There’s really no cut and dry answer to these questions. I know friends who’ve had credit cards as soon as they turned 18 and only pay the minimum balance, while I also know people older than myself who choose not to have credit cards because they don’t feel comfortable using them.
Credit cards are a good way to begin building your credit score, but they can come with a whole bucketful of debt if used inappropriately. In the United States, there’s a larger debate about financial literacy and at what age children should know about certain aspects of money.
So how do you teach your child about using credit? There’s no specific age when the child is ready to start learning this, but there are steps parents can take to prepare them to becoming financially independent, said Ruth Kewin, president and CEO of four quarter$, a business that focuses on teaching kids about personal finance.
Teach the concepts and the lingo
The child should first learn about the language of money and how it works. “Take a look at some of the websites that are out there, Visa, Mastercard and so on, and have a look at what language they use,” Kewin says. “The reason I always start with the language is because that’s where you start getting the concepts that you need to know before you get that piece of plastic. You need to know what interest is, you need to know that there is a grace period for when the money is not owed and you also need to know that you’re borrowing money.”
Gain experience with money
There’s no better way to learn something then to go through the motions and experience handling it yourself. It’s important for children to experience having money, spending it, but also realizing that it needs to be worked for. It’s best if they learn early on about paying yourself first, spending wisely, saving regularly and giving intentionally, Kewin adds.
In many cases, the child will encounter this when they get their first job. For the first few months of receiving a debit card it’s important to sit down with the child and look over their bank statement, Kewin says. This way they can see where their money is going, whether what they’re buying is a need or a want, and what their spending habits are like, such as whether they’re more likely to shop when they’re upset.
Learn about using borrowed money
“There’s a real disconnect and misinformation that young people have. They treat credit cards like they treat a debit card,” Kewin says. “One of the things that I talk with them about is when you look at a debit card that’s your money.

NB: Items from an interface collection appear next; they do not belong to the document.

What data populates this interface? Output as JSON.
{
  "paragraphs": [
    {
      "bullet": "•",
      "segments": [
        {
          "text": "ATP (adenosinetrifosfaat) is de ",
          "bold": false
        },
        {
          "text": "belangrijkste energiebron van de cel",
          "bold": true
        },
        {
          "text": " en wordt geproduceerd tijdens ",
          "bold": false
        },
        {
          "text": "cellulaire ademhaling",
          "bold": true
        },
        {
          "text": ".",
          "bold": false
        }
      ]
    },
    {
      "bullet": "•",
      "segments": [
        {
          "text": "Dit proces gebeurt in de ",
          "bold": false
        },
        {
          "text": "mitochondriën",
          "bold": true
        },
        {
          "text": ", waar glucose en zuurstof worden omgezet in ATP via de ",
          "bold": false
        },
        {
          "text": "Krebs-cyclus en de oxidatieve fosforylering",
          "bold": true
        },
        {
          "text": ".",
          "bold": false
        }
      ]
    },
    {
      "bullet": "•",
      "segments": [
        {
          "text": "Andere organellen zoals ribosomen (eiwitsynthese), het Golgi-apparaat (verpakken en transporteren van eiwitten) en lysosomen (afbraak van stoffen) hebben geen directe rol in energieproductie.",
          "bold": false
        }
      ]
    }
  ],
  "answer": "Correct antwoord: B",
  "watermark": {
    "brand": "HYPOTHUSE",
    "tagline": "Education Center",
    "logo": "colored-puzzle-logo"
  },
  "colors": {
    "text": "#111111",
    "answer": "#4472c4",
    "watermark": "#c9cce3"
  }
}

“As soon as you whip out a credit card, you’re now using someone else’s money and you’re paying for it.”
Remind the teenager to reserve the credit card for needs rather than wants, hopefully they’ve learned that before using the card, and the importance of paying their balance on time. You can show the child what happens when they don’t pay the balance by using online interest calculators.
“As a parent, I believe it’s our responsibility to help our children learn and get on in society today and one of the ways that they learn about good credit and bad credit is having the experience,” she says.
Read my next blogpost for the different credit card options for a new user and the pros and cons for each.